  • What tech do we have that is no longer supported by the vendor, our in-house team or suppliers?
  • What’s its status? Determine the level of IT hygiene (patch status, administrator users, security configuration etc)

Similar questions to there were faced by Network Rail in a recent hybrid cloud project.

Don’t get killed by your complexity

The difficulty, of course, is continuing to improve public services by leveraging the power and flexibility of emerging tech, whilst keeping the challenges and risks of older systems in check. Impact assessments of change projects are becoming harder as it’s not always obvious what systems are dependent on each other.  Projects are often delayed by a system that no one knew was consuming data from the platform being upgraded.

If organisations don’t have a complete picture of their IT environment, there could be some severe consequences of pushing ahead with digital transformation. It may:

  • Expose failings in your legacy backend, if you don’t sanitise and manage input
  • Expose vulnerabilities, unless you understand what legacy systems are running and whether they need to be patched, rebooted (to apply patches), and/or mitigated in other ways
  • DDOS your legacy systems by accident through public APIs, unless you manage capacity and think about integration architecture — perhaps leveraging event driven buffering and eventual consistency 

Visibility everywhere

There’s no shortage of digital ambition in government. GDS head of technology policy, Rhiannon Lawson proudly exclaimed a few months ago that “cloud first is here to stay”, while the National Cyber Security Centre (NCSC) has been developing guidance for organisations taking their first steps in the public cloud. But public sector IT leaders must first have visibility and control over all of their assets and understand how they map and fit together, if they are to avoid the risk of project failure, outages and potential threats. 

It’s somewhat concerning that over half (53%) of those we spoke to for a recent study claimed that a lack of visibility into their network leaves them vulnerable to cyber-attacks, for example.

This is where Tanium can help. 

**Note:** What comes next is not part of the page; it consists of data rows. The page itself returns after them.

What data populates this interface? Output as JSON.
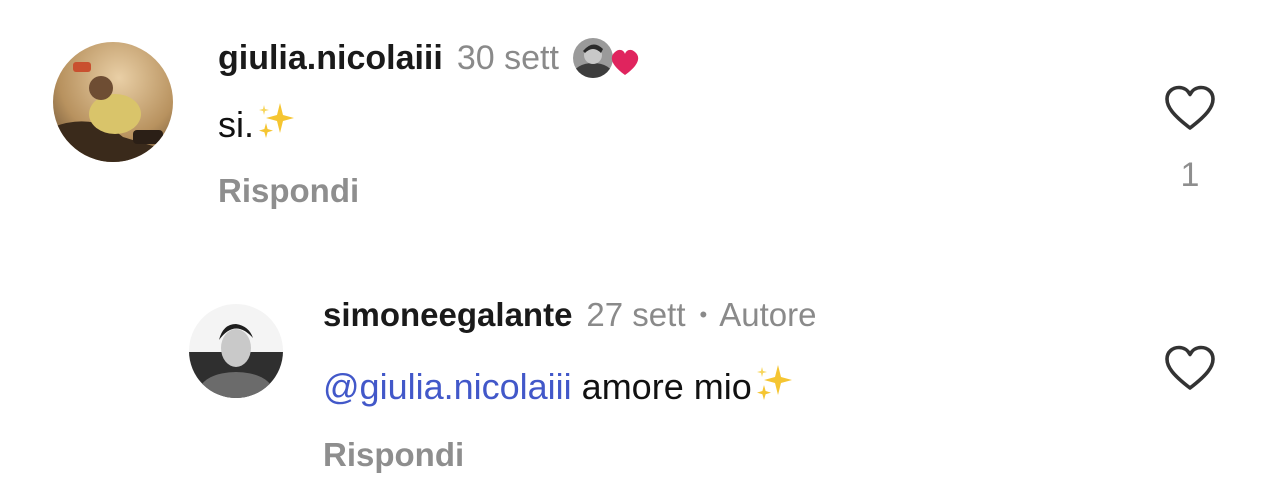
{
  "comments": [
    {
      "username": "giulia.nicolaiii",
      "time": "30 sett",
      "text": "si.",
      "reply_label": "Rispondi",
      "like_count": "1",
      "author_liked": true
    },
    {
      "username": "simoneegalante",
      "time": "27 sett",
      "separator": "•",
      "badge": "Autore",
      "mention": "@giulia.nicolaiii",
      "text": " amore mio",
      "reply_label": "Rispondi",
      "like_count": ""
    }
  ],
  "icons": {
    "like": "heart-outline-icon",
    "sparkles": "sparkles-emoji",
    "author_like_badge": "avatar-with-red-heart",
    "mention_prefix": "threads-at-icon"
  },
  "colors": {
    "mention": "#4258c9",
    "muted": "#8e8e8e",
    "heart_red": "#e0245e",
    "sparkle": "#f5c531"
  }
}
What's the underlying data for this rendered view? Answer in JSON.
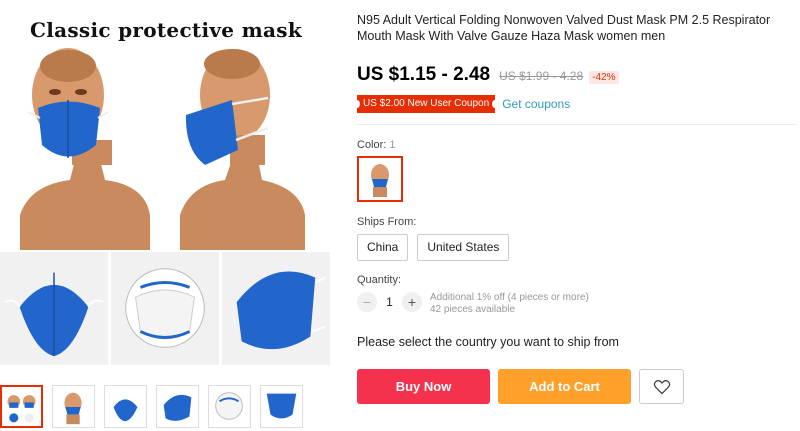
{
  "gallery": {
    "headline": "Classic protective mask"
  },
  "product": {
    "title": "N95 Adult Vertical Folding Nonwoven Valved Dust Mask PM 2.5 Respirator Mouth Mask With Valve Gauze Haza Mask women men",
    "price": "US $1.15 - 2.48",
    "old_price": "US $1.99 - 4.28",
    "discount": "-42%",
    "coupon": "US $2.00 New User Coupon",
    "get_coupons": "Get coupons"
  },
  "color": {
    "label": "Color:",
    "selected": "1"
  },
  "ships_from": {
    "label": "Ships From:",
    "options": [
      "China",
      "United States"
    ]
  },
  "quantity": {
    "label": "Quantity:",
    "value": "1",
    "minus": "−",
    "plus": "+",
    "note_line1": "Additional 1% off (4 pieces or more)",
    "note_line2": "42 pieces available"
  },
  "message": "Please select the country you want to ship from",
  "actions": {
    "buy_now": "Buy Now",
    "add_to_cart": "Add to Cart"
  },
  "colors": {
    "mask_blue": "#2266cc",
    "accent_red": "#e62e04",
    "buy_now": "#f5324e",
    "add_cart": "#fea029",
    "link": "#2e9cc3"
  }
}
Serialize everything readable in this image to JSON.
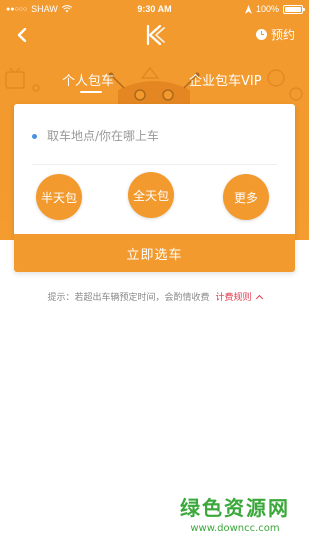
{
  "status_bar": {
    "carrier": "SHAW",
    "time": "9:30 AM",
    "battery": "100%",
    "battery_level": 1.0
  },
  "nav": {
    "back_icon": "chevron-left-icon",
    "logo_icon": "k-logo-icon",
    "reserve_label": "预约",
    "reserve_icon": "clock-icon"
  },
  "tabs": [
    {
      "label": "个人包车",
      "active": true
    },
    {
      "label": "企业包车VIP",
      "active": false
    }
  ],
  "card": {
    "pickup_placeholder": "取车地点/你在哪上车",
    "options": [
      {
        "label": "半天包"
      },
      {
        "label": "全天包"
      },
      {
        "label": "更多"
      }
    ],
    "select_button": "立即选车"
  },
  "tip": {
    "text": "提示：若超出车辆预定时间，会酌情收费",
    "link": "计费规则"
  },
  "watermark": {
    "title": "绿色资源网",
    "url": "www.downcc.com"
  },
  "colors": {
    "accent": "#f29a2e",
    "link": "#e03a4c",
    "watermark": "#3aa83a"
  }
}
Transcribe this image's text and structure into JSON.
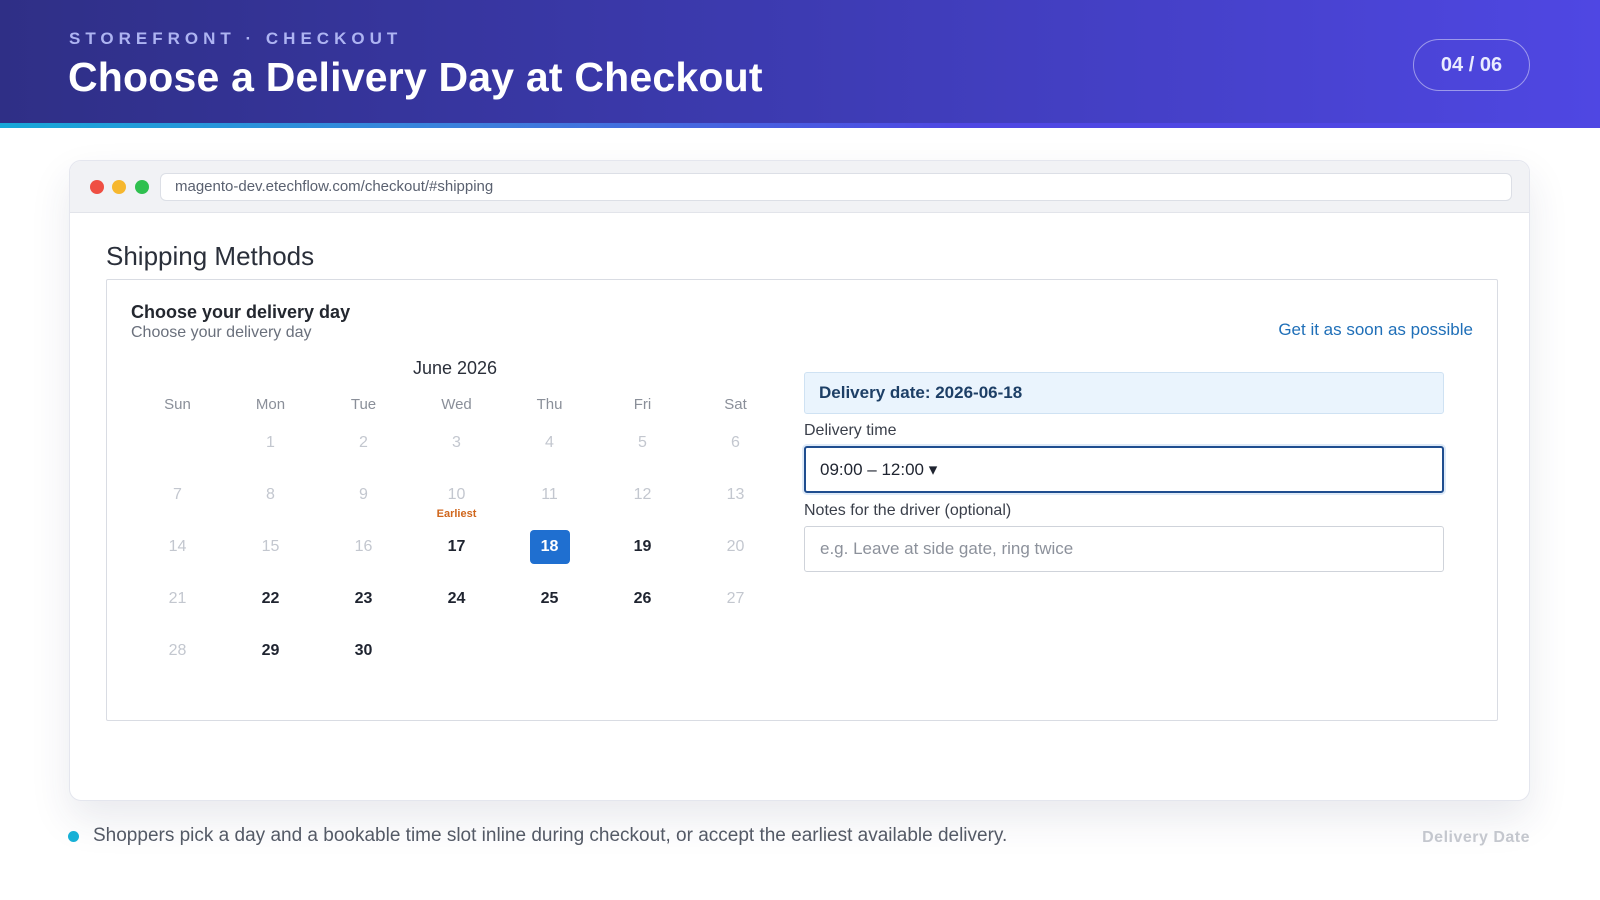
{
  "header": {
    "eyebrow": "STOREFRONT · CHECKOUT",
    "title": "Choose a Delivery Day at Checkout",
    "page_counter": "04 / 06"
  },
  "browser": {
    "url": "magento-dev.etechflow.com/checkout/#shipping"
  },
  "checkout": {
    "section_title": "Shipping Methods",
    "panel_title": "Choose your delivery day",
    "panel_subtitle": "Choose your delivery day",
    "asap_link": "Get it as soon as possible",
    "calendar": {
      "month": "June 2026",
      "weekdays": [
        "Sun",
        "Mon",
        "Tue",
        "Wed",
        "Thu",
        "Fri",
        "Sat"
      ],
      "earliest_label": "Earliest",
      "weeks": [
        [
          null,
          {
            "d": "1",
            "s": "off"
          },
          {
            "d": "2",
            "s": "off"
          },
          {
            "d": "3",
            "s": "off"
          },
          {
            "d": "4",
            "s": "off"
          },
          {
            "d": "5",
            "s": "off"
          },
          {
            "d": "6",
            "s": "off"
          }
        ],
        [
          {
            "d": "7",
            "s": "off"
          },
          {
            "d": "8",
            "s": "off"
          },
          {
            "d": "9",
            "s": "off"
          },
          {
            "d": "10",
            "s": "off",
            "earliest": true
          },
          {
            "d": "11",
            "s": "off"
          },
          {
            "d": "12",
            "s": "off"
          },
          {
            "d": "13",
            "s": "off"
          }
        ],
        [
          {
            "d": "14",
            "s": "off"
          },
          {
            "d": "15",
            "s": "off"
          },
          {
            "d": "16",
            "s": "off"
          },
          {
            "d": "17",
            "s": "avail"
          },
          {
            "d": "18",
            "s": "selected"
          },
          {
            "d": "19",
            "s": "avail"
          },
          {
            "d": "20",
            "s": "off"
          }
        ],
        [
          {
            "d": "21",
            "s": "off"
          },
          {
            "d": "22",
            "s": "avail"
          },
          {
            "d": "23",
            "s": "avail"
          },
          {
            "d": "24",
            "s": "avail"
          },
          {
            "d": "25",
            "s": "avail"
          },
          {
            "d": "26",
            "s": "avail"
          },
          {
            "d": "27",
            "s": "off"
          }
        ],
        [
          {
            "d": "28",
            "s": "off"
          },
          {
            "d": "29",
            "s": "avail"
          },
          {
            "d": "30",
            "s": "avail"
          },
          null,
          null,
          null,
          null
        ]
      ]
    },
    "delivery_date_label": "Delivery date: 2026-06-18",
    "delivery_time_label": "Delivery time",
    "delivery_time_value": "09:00 – 12:00 ▾",
    "notes_label": "Notes for the driver (optional)",
    "notes_placeholder": "e.g. Leave at side gate, ring twice"
  },
  "footer": {
    "text": "Shoppers pick a day and a bookable time slot inline during checkout, or accept the earliest available delivery.",
    "tag": "Delivery Date"
  },
  "colors": {
    "header_start": "#2f2f86",
    "header_end": "#4f47e3",
    "accent_cyan": "#17b0d6",
    "selected_day": "#1f6fd0",
    "link_blue": "#1f6fb8",
    "earliest_orange": "#d0661c"
  }
}
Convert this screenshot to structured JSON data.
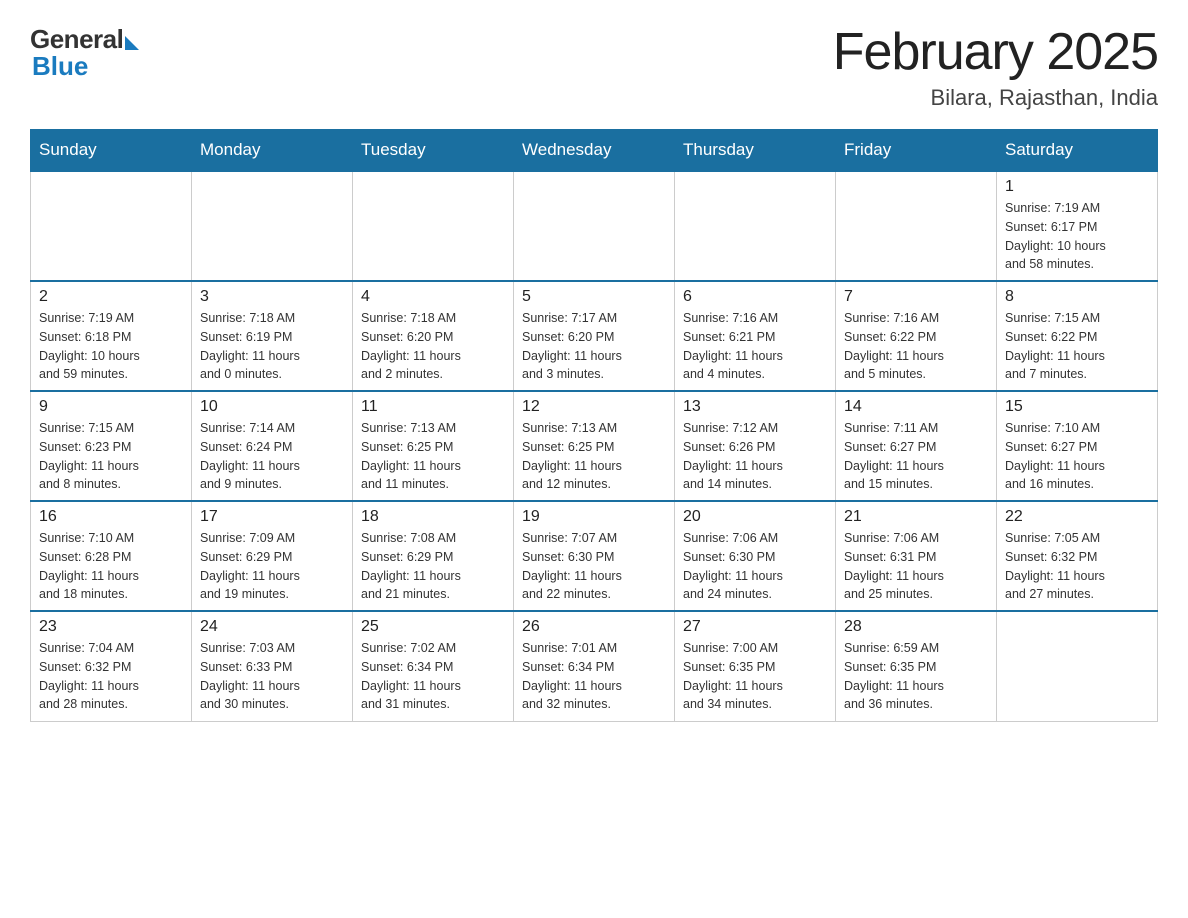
{
  "logo": {
    "general": "General",
    "blue": "Blue"
  },
  "header": {
    "month_year": "February 2025",
    "location": "Bilara, Rajasthan, India"
  },
  "weekdays": [
    "Sunday",
    "Monday",
    "Tuesday",
    "Wednesday",
    "Thursday",
    "Friday",
    "Saturday"
  ],
  "weeks": [
    [
      {
        "day": "",
        "info": ""
      },
      {
        "day": "",
        "info": ""
      },
      {
        "day": "",
        "info": ""
      },
      {
        "day": "",
        "info": ""
      },
      {
        "day": "",
        "info": ""
      },
      {
        "day": "",
        "info": ""
      },
      {
        "day": "1",
        "info": "Sunrise: 7:19 AM\nSunset: 6:17 PM\nDaylight: 10 hours\nand 58 minutes."
      }
    ],
    [
      {
        "day": "2",
        "info": "Sunrise: 7:19 AM\nSunset: 6:18 PM\nDaylight: 10 hours\nand 59 minutes."
      },
      {
        "day": "3",
        "info": "Sunrise: 7:18 AM\nSunset: 6:19 PM\nDaylight: 11 hours\nand 0 minutes."
      },
      {
        "day": "4",
        "info": "Sunrise: 7:18 AM\nSunset: 6:20 PM\nDaylight: 11 hours\nand 2 minutes."
      },
      {
        "day": "5",
        "info": "Sunrise: 7:17 AM\nSunset: 6:20 PM\nDaylight: 11 hours\nand 3 minutes."
      },
      {
        "day": "6",
        "info": "Sunrise: 7:16 AM\nSunset: 6:21 PM\nDaylight: 11 hours\nand 4 minutes."
      },
      {
        "day": "7",
        "info": "Sunrise: 7:16 AM\nSunset: 6:22 PM\nDaylight: 11 hours\nand 5 minutes."
      },
      {
        "day": "8",
        "info": "Sunrise: 7:15 AM\nSunset: 6:22 PM\nDaylight: 11 hours\nand 7 minutes."
      }
    ],
    [
      {
        "day": "9",
        "info": "Sunrise: 7:15 AM\nSunset: 6:23 PM\nDaylight: 11 hours\nand 8 minutes."
      },
      {
        "day": "10",
        "info": "Sunrise: 7:14 AM\nSunset: 6:24 PM\nDaylight: 11 hours\nand 9 minutes."
      },
      {
        "day": "11",
        "info": "Sunrise: 7:13 AM\nSunset: 6:25 PM\nDaylight: 11 hours\nand 11 minutes."
      },
      {
        "day": "12",
        "info": "Sunrise: 7:13 AM\nSunset: 6:25 PM\nDaylight: 11 hours\nand 12 minutes."
      },
      {
        "day": "13",
        "info": "Sunrise: 7:12 AM\nSunset: 6:26 PM\nDaylight: 11 hours\nand 14 minutes."
      },
      {
        "day": "14",
        "info": "Sunrise: 7:11 AM\nSunset: 6:27 PM\nDaylight: 11 hours\nand 15 minutes."
      },
      {
        "day": "15",
        "info": "Sunrise: 7:10 AM\nSunset: 6:27 PM\nDaylight: 11 hours\nand 16 minutes."
      }
    ],
    [
      {
        "day": "16",
        "info": "Sunrise: 7:10 AM\nSunset: 6:28 PM\nDaylight: 11 hours\nand 18 minutes."
      },
      {
        "day": "17",
        "info": "Sunrise: 7:09 AM\nSunset: 6:29 PM\nDaylight: 11 hours\nand 19 minutes."
      },
      {
        "day": "18",
        "info": "Sunrise: 7:08 AM\nSunset: 6:29 PM\nDaylight: 11 hours\nand 21 minutes."
      },
      {
        "day": "19",
        "info": "Sunrise: 7:07 AM\nSunset: 6:30 PM\nDaylight: 11 hours\nand 22 minutes."
      },
      {
        "day": "20",
        "info": "Sunrise: 7:06 AM\nSunset: 6:30 PM\nDaylight: 11 hours\nand 24 minutes."
      },
      {
        "day": "21",
        "info": "Sunrise: 7:06 AM\nSunset: 6:31 PM\nDaylight: 11 hours\nand 25 minutes."
      },
      {
        "day": "22",
        "info": "Sunrise: 7:05 AM\nSunset: 6:32 PM\nDaylight: 11 hours\nand 27 minutes."
      }
    ],
    [
      {
        "day": "23",
        "info": "Sunrise: 7:04 AM\nSunset: 6:32 PM\nDaylight: 11 hours\nand 28 minutes."
      },
      {
        "day": "24",
        "info": "Sunrise: 7:03 AM\nSunset: 6:33 PM\nDaylight: 11 hours\nand 30 minutes."
      },
      {
        "day": "25",
        "info": "Sunrise: 7:02 AM\nSunset: 6:34 PM\nDaylight: 11 hours\nand 31 minutes."
      },
      {
        "day": "26",
        "info": "Sunrise: 7:01 AM\nSunset: 6:34 PM\nDaylight: 11 hours\nand 32 minutes."
      },
      {
        "day": "27",
        "info": "Sunrise: 7:00 AM\nSunset: 6:35 PM\nDaylight: 11 hours\nand 34 minutes."
      },
      {
        "day": "28",
        "info": "Sunrise: 6:59 AM\nSunset: 6:35 PM\nDaylight: 11 hours\nand 36 minutes."
      },
      {
        "day": "",
        "info": ""
      }
    ]
  ]
}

Our unified endpoint management and security platform enables organisations to gain complete insight into and control of their legacy and digital technology assets: including laptops, servers, virtual machines, containers and cloud infrastructure. Our unique, linear chain architecture means we can do this at incredible speed and scale, delivering data in near real-time to keep CMDBs up-to-date, vulnerable endpoints patched and much more. With Tanium, public sector IT leaders get the insight they need to ensure digital transformation projects aren’t derailed by technical debt.

This is especially important in the current climate. As recent events have shown, crisis moments can come out of nowhere and blind-sided IT teams are often stuck in reactive mode. That’s when you need real-time visibility into performance bottlenecks and creaking architecture, to pre-empt problems and make sure they don’t become the next fire to fight after the home working challenge has been tackled.

About Oliver:

Oliver Cronk is the Chief IT Architect for EMEA at Tanium. Oliver is an IT architecture and DevOps leader with over 18 years experience in a variety of IT roles across energy, government, telecommunications, banking and professional services.

Oliver joined Tanium from Deloitte where he spent 3 years as the Chief Architect for Risk Advisory – responsible for driving innovation, digital transformation and architecture of solutions for clients across a variety of risk areas. Oliver has led on the architecture of on prem, private cloud, Azure, Office 365 and AWS initiatives and is AWS certified. Oliver leads on the Tanium Reference Architecture for IT Operations and Cyber capabilities.

Oliver is a seasoned speaker and advisor on Innovation, Architecture and DevOps. Oliver has a BSc (Hons) in Computer Science from the University of Essex and has been a BCS Chartered IT Professional since 2012.